=== Goal of the exercise ===
Give back every record verbatim, but not the pictures.

[Stored data]
<<<<

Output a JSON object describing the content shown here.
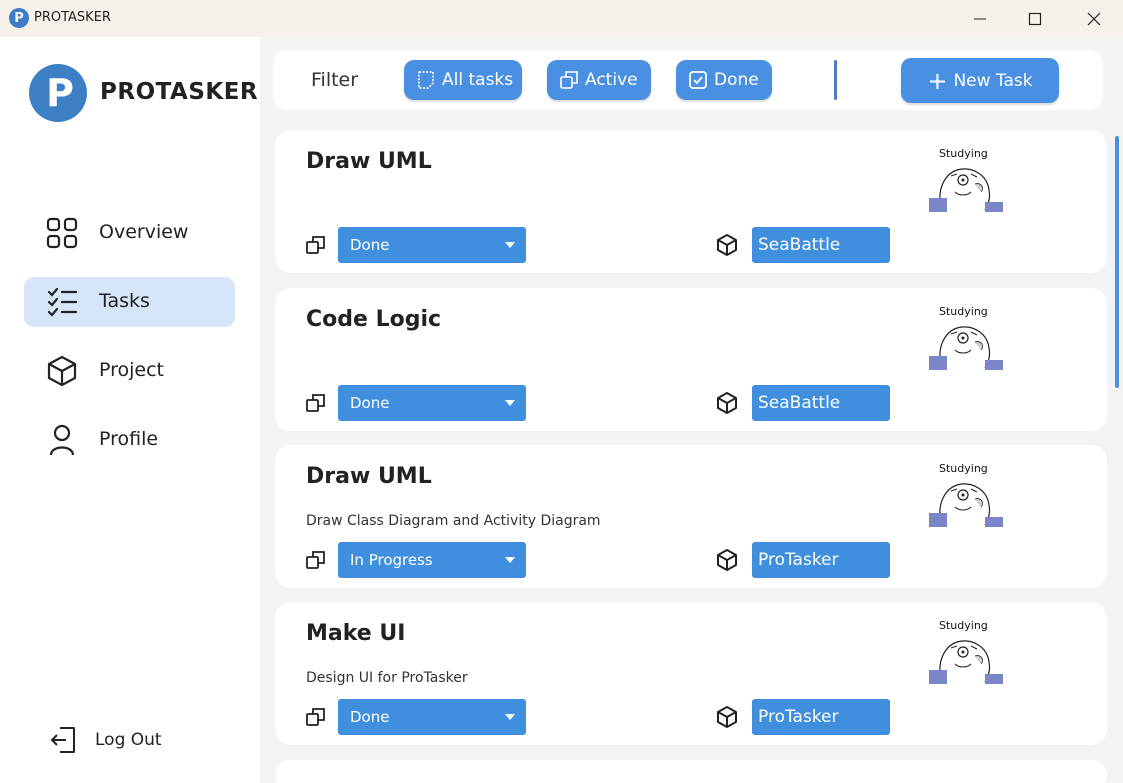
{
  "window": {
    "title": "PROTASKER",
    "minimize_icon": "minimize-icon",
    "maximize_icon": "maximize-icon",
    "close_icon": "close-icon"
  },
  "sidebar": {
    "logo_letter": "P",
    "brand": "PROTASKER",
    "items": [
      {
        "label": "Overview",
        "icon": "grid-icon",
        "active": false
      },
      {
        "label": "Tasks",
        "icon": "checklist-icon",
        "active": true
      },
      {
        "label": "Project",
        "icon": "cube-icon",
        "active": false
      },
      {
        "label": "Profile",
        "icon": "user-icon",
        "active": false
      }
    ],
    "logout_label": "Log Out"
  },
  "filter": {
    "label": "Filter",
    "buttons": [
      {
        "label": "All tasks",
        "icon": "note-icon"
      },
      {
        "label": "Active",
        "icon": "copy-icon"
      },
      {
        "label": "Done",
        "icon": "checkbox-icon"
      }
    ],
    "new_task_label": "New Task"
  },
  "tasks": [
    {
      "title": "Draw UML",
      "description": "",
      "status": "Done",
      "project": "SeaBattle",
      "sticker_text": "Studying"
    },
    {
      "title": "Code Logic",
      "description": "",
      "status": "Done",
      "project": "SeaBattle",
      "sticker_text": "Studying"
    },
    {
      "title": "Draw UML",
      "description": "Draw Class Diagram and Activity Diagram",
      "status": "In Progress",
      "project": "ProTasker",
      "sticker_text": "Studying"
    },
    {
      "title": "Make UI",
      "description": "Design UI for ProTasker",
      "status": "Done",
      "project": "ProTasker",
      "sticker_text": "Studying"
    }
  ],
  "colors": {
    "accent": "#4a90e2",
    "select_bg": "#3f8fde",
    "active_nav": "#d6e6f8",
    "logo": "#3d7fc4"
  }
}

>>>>

=== Exercise answer ===
Output a JSON object describing the content shown here.
{
  "window": {
    "title": "PROTASKER",
    "minimize_icon": "minimize-icon",
    "maximize_icon": "maximize-icon",
    "close_icon": "close-icon"
  },
  "sidebar": {
    "logo_letter": "P",
    "brand": "PROTASKER",
    "items": [
      {
        "label": "Overview",
        "icon": "grid-icon",
        "active": false
      },
      {
        "label": "Tasks",
        "icon": "checklist-icon",
        "active": true
      },
      {
        "label": "Project",
        "icon": "cube-icon",
        "active": false
      },
      {
        "label": "Profile",
        "icon": "user-icon",
        "active": false
      }
    ],
    "logout_label": "Log Out"
  },
  "filter": {
    "label": "Filter",
    "buttons": [
      {
        "label": "All tasks",
        "icon": "note-icon"
      },
      {
        "label": "Active",
        "icon": "copy-icon"
      },
      {
        "label": "Done",
        "icon": "checkbox-icon"
      }
    ],
    "new_task_label": "New Task"
  },
  "tasks": [
    {
      "title": "Draw UML",
      "description": "",
      "status": "Done",
      "project": "SeaBattle",
      "sticker_text": "Studying"
    },
    {
      "title": "Code Logic",
      "description": "",
      "status": "Done",
      "project": "SeaBattle",
      "sticker_text": "Studying"
    },
    {
      "title": "Draw UML",
      "description": "Draw Class Diagram and Activity Diagram",
      "status": "In Progress",
      "project": "ProTasker",
      "sticker_text": "Studying"
    },
    {
      "title": "Make UI",
      "description": "Design UI for ProTasker",
      "status": "Done",
      "project": "ProTasker",
      "sticker_text": "Studying"
    }
  ],
  "colors": {
    "accent": "#4a90e2",
    "select_bg": "#3f8fde",
    "active_nav": "#d6e6f8",
    "logo": "#3d7fc4"
  }
}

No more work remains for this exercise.